PROBLEM STATEMENT
The records follow. Copy them exactly, but omit the pictures.

Page and application data records:
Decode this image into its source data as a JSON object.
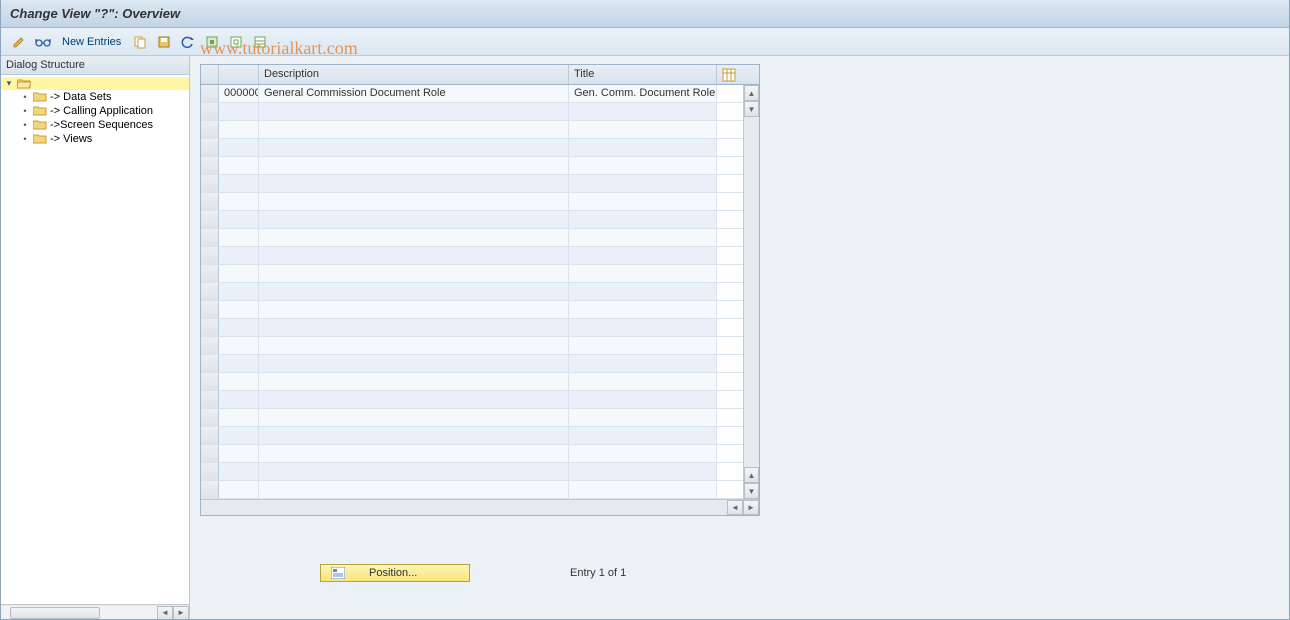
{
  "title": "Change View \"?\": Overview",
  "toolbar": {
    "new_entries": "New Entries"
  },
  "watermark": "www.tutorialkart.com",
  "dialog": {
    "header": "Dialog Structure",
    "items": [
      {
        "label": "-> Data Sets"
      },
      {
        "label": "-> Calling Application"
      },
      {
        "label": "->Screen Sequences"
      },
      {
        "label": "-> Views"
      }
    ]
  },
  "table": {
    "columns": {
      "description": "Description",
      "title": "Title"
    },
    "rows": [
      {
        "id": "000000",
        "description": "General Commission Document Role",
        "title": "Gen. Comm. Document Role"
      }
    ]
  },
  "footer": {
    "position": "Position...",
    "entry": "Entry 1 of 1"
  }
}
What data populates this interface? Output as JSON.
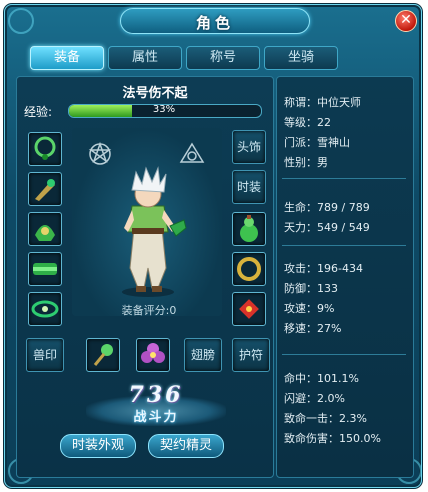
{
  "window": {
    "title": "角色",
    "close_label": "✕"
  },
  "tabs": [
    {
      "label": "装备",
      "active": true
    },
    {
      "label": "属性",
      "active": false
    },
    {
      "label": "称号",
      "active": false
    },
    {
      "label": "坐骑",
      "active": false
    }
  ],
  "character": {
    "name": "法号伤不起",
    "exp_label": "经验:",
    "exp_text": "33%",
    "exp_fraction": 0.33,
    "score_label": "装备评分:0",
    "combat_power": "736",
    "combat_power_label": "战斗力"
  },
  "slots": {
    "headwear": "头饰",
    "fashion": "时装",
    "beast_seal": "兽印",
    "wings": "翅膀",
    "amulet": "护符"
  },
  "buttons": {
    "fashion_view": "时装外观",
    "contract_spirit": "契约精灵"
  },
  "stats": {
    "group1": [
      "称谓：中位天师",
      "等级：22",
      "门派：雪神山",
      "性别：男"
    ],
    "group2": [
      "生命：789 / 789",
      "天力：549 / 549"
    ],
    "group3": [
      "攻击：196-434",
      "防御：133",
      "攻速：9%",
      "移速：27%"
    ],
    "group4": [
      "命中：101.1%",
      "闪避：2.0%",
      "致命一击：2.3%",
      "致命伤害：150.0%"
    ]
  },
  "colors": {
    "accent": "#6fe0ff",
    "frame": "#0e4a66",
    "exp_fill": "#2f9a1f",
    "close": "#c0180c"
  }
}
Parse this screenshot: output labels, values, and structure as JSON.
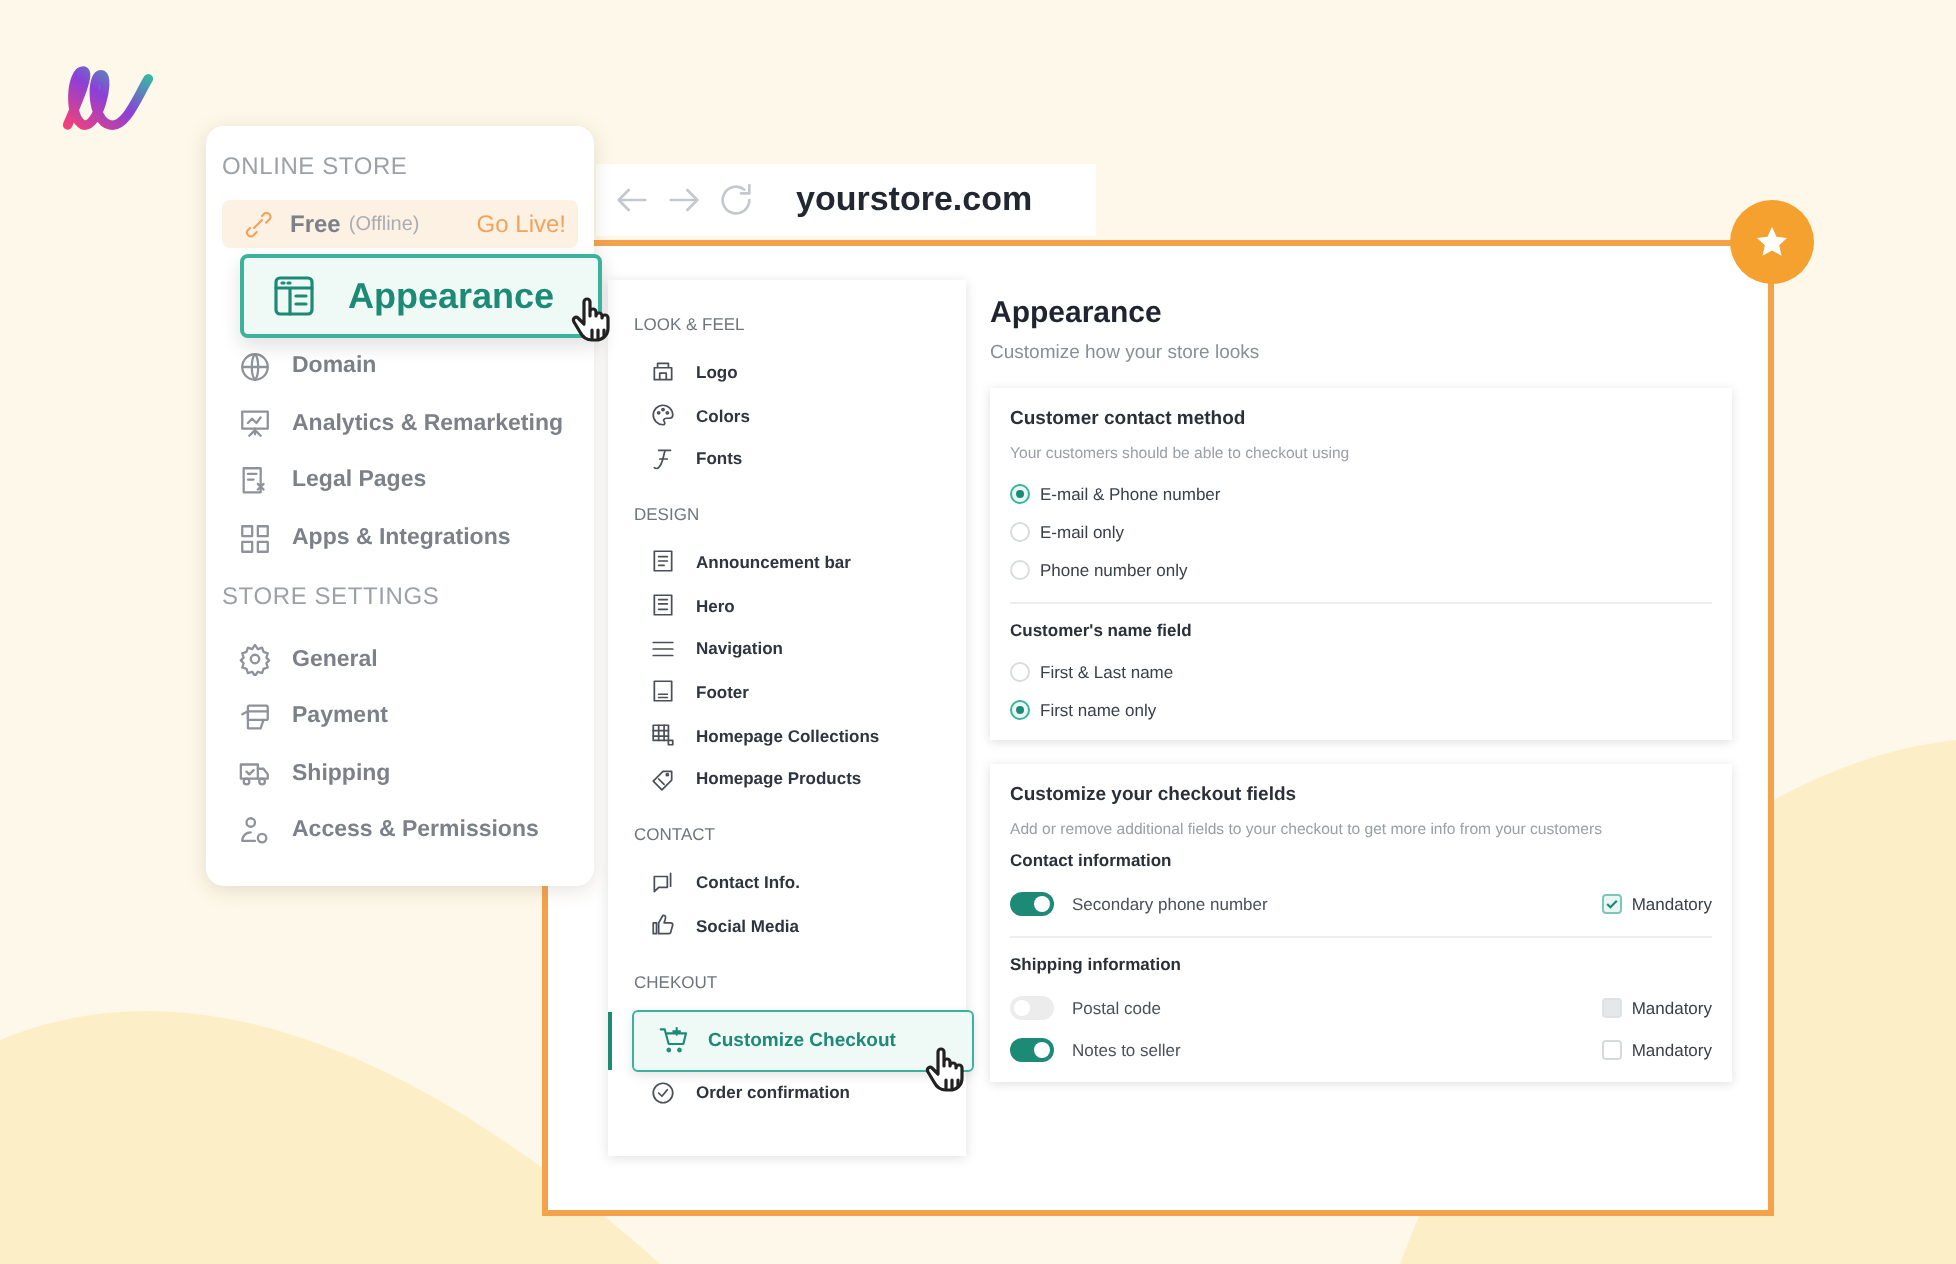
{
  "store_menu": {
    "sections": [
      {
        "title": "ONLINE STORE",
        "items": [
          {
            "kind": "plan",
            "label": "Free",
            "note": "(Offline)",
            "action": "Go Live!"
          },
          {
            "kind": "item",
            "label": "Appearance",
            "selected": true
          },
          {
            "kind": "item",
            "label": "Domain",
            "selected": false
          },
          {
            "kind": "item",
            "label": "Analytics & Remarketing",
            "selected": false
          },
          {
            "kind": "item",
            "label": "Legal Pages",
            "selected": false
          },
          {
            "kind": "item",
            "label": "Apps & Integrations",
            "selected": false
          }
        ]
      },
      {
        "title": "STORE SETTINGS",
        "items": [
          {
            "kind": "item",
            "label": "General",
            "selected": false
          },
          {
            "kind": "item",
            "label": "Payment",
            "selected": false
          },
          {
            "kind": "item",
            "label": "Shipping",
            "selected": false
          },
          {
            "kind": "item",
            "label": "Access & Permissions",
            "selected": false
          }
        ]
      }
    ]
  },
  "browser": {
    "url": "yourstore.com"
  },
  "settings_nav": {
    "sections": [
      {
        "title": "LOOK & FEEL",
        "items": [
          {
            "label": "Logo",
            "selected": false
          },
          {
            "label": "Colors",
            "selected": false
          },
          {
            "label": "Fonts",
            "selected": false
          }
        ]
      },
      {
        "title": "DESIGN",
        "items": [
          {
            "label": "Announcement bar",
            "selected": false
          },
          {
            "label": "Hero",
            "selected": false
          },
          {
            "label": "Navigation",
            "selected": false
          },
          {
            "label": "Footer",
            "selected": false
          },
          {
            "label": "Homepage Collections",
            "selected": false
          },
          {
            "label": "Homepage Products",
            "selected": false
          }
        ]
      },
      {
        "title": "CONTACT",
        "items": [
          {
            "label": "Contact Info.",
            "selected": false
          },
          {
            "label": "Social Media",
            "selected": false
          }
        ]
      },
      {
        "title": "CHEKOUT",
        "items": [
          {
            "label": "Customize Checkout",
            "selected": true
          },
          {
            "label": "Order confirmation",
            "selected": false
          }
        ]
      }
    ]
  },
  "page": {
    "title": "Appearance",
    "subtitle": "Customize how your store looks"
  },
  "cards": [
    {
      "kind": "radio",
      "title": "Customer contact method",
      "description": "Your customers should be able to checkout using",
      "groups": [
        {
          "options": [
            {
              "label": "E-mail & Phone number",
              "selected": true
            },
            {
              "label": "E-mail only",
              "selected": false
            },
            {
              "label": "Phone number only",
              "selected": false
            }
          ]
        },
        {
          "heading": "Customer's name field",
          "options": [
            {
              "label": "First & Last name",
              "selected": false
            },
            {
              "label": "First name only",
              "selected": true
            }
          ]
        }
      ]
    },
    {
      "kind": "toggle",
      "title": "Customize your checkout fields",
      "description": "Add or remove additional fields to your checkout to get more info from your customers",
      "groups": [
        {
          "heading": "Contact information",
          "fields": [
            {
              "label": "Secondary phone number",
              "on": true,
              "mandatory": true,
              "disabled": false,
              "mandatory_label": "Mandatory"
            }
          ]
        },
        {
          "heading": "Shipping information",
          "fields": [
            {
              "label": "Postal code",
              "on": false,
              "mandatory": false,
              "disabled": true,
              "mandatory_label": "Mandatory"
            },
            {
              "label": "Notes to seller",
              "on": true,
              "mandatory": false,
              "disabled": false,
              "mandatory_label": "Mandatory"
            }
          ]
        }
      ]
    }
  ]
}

EXERCISE RESULT
Decode this image into its source data as a JSON object.
{
  "title": "Change View \"?\": Overview",
  "toolbar": {
    "new_entries": "New Entries"
  },
  "watermark": "www.tutorialkart.com",
  "dialog": {
    "header": "Dialog Structure",
    "items": [
      {
        "label": "-> Data Sets"
      },
      {
        "label": "-> Calling Application"
      },
      {
        "label": "->Screen Sequences"
      },
      {
        "label": "-> Views"
      }
    ]
  },
  "table": {
    "columns": {
      "description": "Description",
      "title": "Title"
    },
    "rows": [
      {
        "id": "000000",
        "description": "General Commission Document Role",
        "title": "Gen. Comm. Document Role"
      }
    ]
  },
  "footer": {
    "position": "Position...",
    "entry": "Entry 1 of 1"
  }
}
What data populates this interface? Output as JSON.
{
  "window": {
    "title": "角色",
    "close_label": "✕"
  },
  "tabs": [
    {
      "label": "装备",
      "active": true
    },
    {
      "label": "属性",
      "active": false
    },
    {
      "label": "称号",
      "active": false
    },
    {
      "label": "坐骑",
      "active": false
    }
  ],
  "character": {
    "name": "法号伤不起",
    "exp_label": "经验:",
    "exp_text": "33%",
    "exp_fraction": 0.33,
    "score_label": "装备评分:0",
    "combat_power": "736",
    "combat_power_label": "战斗力"
  },
  "slots": {
    "headwear": "头饰",
    "fashion": "时装",
    "beast_seal": "兽印",
    "wings": "翅膀",
    "amulet": "护符"
  },
  "buttons": {
    "fashion_view": "时装外观",
    "contract_spirit": "契约精灵"
  },
  "stats": {
    "group1": [
      "称谓：中位天师",
      "等级：22",
      "门派：雪神山",
      "性别：男"
    ],
    "group2": [
      "生命：789 / 789",
      "天力：549 / 549"
    ],
    "group3": [
      "攻击：196-434",
      "防御：133",
      "攻速：9%",
      "移速：27%"
    ],
    "group4": [
      "命中：101.1%",
      "闪避：2.0%",
      "致命一击：2.3%",
      "致命伤害：150.0%"
    ]
  },
  "colors": {
    "accent": "#6fe0ff",
    "frame": "#0e4a66",
    "exp_fill": "#2f9a1f",
    "close": "#c0180c"
  }
}
Parse this screenshot: output labels, values, and structure as JSON.
{
  "store_menu": {
    "sections": [
      {
        "title": "ONLINE STORE",
        "items": [
          {
            "kind": "plan",
            "label": "Free",
            "note": "(Offline)",
            "action": "Go Live!"
          },
          {
            "kind": "item",
            "label": "Appearance",
            "selected": true
          },
          {
            "kind": "item",
            "label": "Domain",
            "selected": false
          },
          {
            "kind": "item",
            "label": "Analytics & Remarketing",
            "selected": false
          },
          {
            "kind": "item",
            "label": "Legal Pages",
            "selected": false
          },
          {
            "kind": "item",
            "label": "Apps & Integrations",
            "selected": false
          }
        ]
      },
      {
        "title": "STORE SETTINGS",
        "items": [
          {
            "kind": "item",
            "label": "General",
            "selected": false
          },
          {
            "kind": "item",
            "label": "Payment",
            "selected": false
          },
          {
            "kind": "item",
            "label": "Shipping",
            "selected": false
          },
          {
            "kind": "item",
            "label": "Access & Permissions",
            "selected": false
          }
        ]
      }
    ]
  },
  "browser": {
    "url": "yourstore.com"
  },
  "settings_nav": {
    "sections": [
      {
        "title": "LOOK & FEEL",
        "items": [
          {
            "label": "Logo",
            "selected": false
          },
          {
            "label": "Colors",
            "selected": false
          },
          {
            "label": "Fonts",
            "selected": false
          }
        ]
      },
      {
        "title": "DESIGN",
        "items": [
          {
            "label": "Announcement bar",
            "selected": false
          },
          {
            "label": "Hero",
            "selected": false
          },
          {
            "label": "Navigation",
            "selected": false
          },
          {
            "label": "Footer",
            "selected": false
          },
          {
            "label": "Homepage Collections",
            "selected": false
          },
          {
            "label": "Homepage Products",
            "selected": false
          }
        ]
      },
      {
        "title": "CONTACT",
        "items": [
          {
            "label": "Contact Info.",
            "selected": false
          },
          {
            "label": "Social Media",
            "selected": false
          }
        ]
      },
      {
        "title": "CHEKOUT",
        "items": [
          {
            "label": "Customize Checkout",
            "selected": true
          },
          {
            "label": "Order confirmation",
            "selected": false
          }
        ]
      }
    ]
  },
  "page": {
    "title": "Appearance",
    "subtitle": "Customize how your store looks"
  },
  "cards": [
    {
      "kind": "radio",
      "title": "Customer contact method",
      "description": "Your customers should be able to checkout using",
      "groups": [
        {
          "options": [
            {
              "label": "E-mail & Phone number",
              "selected": true
            },
            {
              "label": "E-mail only",
              "selected": false
            },
            {
              "label": "Phone number only",
              "selected": false
            }
          ]
        },
        {
          "heading": "Customer's name field",
          "options": [
            {
              "label": "First & Last name",
              "selected": false
            },
            {
              "label": "First name only",
              "selected": true
            }
          ]
        }
      ]
    },
    {
      "kind": "toggle",
      "title": "Customize your checkout fields",
      "description": "Add or remove additional fields to your checkout to get more info from your customers",
      "groups": [
        {
          "heading": "Contact information",
          "fields": [
            {
              "label": "Secondary phone number",
              "on": true,
              "mandatory": true,
              "disabled": false,
              "mandatory_label": "Mandatory"
            }
          ]
        },
        {
          "heading": "Shipping information",
          "fields": [
            {
              "label": "Postal code",
              "on": false,
              "mandatory": false,
              "disabled": true,
              "mandatory_label": "Mandatory"
            },
            {
              "label": "Notes to seller",
              "on": true,
              "mandatory": false,
              "disabled": false,
              "mandatory_label": "Mandatory"
            }
          ]
        }
      ]
    }
  ]
}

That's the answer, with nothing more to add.